Oracle Seeks $6.1 Billions from Google in Java Patent Lawsuit

Oracle is seeking as much as $6.1 billion in damages in a patent- and copyright-infringement lawsuit against Google that claims the search-engine company's Android software uses technology related to the Java programming language, according to court papers.The case was started in August 2010, seven months after Oracle acquired Sun Microsystems - and, with it, all […]

Oracle is seeking as much as $6.1 billion in damages in a patent- and copyright-infringement lawsuit against Google that claims the search-engine company's Android software uses technology related to the Java programming language, according to court papers.

The case was started in August 2010, seven months after Oracle acquired Sun Microsystems - and, with it, all rights to the Java patents. Later in May this year, judge reduced Oracle's Patent Infringement from 129 of 132.

Google has motioned to have the case filed "under seal," a move likely designed to protect both confidential information and shareholder confidence. Oracle's objection to this Google move claimed that the figures were significant enough that they "should not be hidden from the public view," Oracle said. Their statement read:

"Oracle's damages claims in this case are in the billions of dollars [..] are based on both accepted methodology and a wealth of concrete evidence."

Google said in a June 6 letter to U.S. District Judge William Alsup, posted today on the court's online docket, that Oracle's damages expert estimated Google would owe Oracle between $1.4 billion and $6.1 billion in damages if it was found liable for infringement.

"A breathtaking figure that is out of proportion to any meaningful measure of the intellectual property at issue," Google's lawyers said in the letter.
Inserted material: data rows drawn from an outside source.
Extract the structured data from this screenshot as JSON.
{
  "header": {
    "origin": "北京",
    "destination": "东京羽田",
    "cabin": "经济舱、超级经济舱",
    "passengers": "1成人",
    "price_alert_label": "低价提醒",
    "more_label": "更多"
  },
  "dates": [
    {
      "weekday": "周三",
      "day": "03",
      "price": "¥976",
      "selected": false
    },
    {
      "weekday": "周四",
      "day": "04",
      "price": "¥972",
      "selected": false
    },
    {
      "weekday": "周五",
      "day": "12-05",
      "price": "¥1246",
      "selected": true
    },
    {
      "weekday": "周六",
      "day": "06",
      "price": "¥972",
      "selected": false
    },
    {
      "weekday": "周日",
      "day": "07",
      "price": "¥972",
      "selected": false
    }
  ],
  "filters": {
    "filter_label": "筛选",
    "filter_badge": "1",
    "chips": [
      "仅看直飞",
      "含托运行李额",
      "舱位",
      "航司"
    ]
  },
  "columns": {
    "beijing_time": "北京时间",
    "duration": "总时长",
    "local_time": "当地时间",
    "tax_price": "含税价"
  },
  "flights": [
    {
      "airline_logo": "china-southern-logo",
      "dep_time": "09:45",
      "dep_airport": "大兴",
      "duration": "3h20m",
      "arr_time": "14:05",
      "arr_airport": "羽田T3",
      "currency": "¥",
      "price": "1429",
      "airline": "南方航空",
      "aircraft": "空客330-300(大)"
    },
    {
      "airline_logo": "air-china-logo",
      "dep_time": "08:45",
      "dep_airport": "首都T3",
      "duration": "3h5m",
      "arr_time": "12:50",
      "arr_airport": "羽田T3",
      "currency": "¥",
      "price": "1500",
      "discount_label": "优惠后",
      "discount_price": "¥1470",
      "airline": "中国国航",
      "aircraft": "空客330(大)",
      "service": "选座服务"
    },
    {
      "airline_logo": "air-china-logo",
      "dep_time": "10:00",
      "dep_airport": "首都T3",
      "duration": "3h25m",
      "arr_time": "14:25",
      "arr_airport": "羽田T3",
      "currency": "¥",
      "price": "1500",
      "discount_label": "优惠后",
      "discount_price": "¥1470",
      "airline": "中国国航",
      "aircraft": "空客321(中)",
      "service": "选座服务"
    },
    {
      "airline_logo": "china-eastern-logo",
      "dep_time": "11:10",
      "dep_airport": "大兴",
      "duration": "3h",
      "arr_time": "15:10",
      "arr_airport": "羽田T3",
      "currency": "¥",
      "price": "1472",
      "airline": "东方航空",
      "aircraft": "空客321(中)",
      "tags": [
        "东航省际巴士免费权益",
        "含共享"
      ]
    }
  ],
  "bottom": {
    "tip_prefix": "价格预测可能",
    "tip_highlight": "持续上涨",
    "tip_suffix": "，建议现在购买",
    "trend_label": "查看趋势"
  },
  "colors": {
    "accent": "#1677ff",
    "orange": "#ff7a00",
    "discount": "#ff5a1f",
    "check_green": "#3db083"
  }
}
Even the low end of the range "is over 10 times the amount that Sun Microsystems Inc. made each year for the entirety of its Java licensing program and 20 times what Sun made for Java-based mobile licensing."

Google countered that Oracle's "methodology" for calculating damages is based on fundamental legal errors and improperly inflates their estimates." This claim from Google, if supported, would make Oracle's objection a moot point.

Deborah Hellinger, a spokeswoman for Oracle, declined to comment.

[via: Business Week]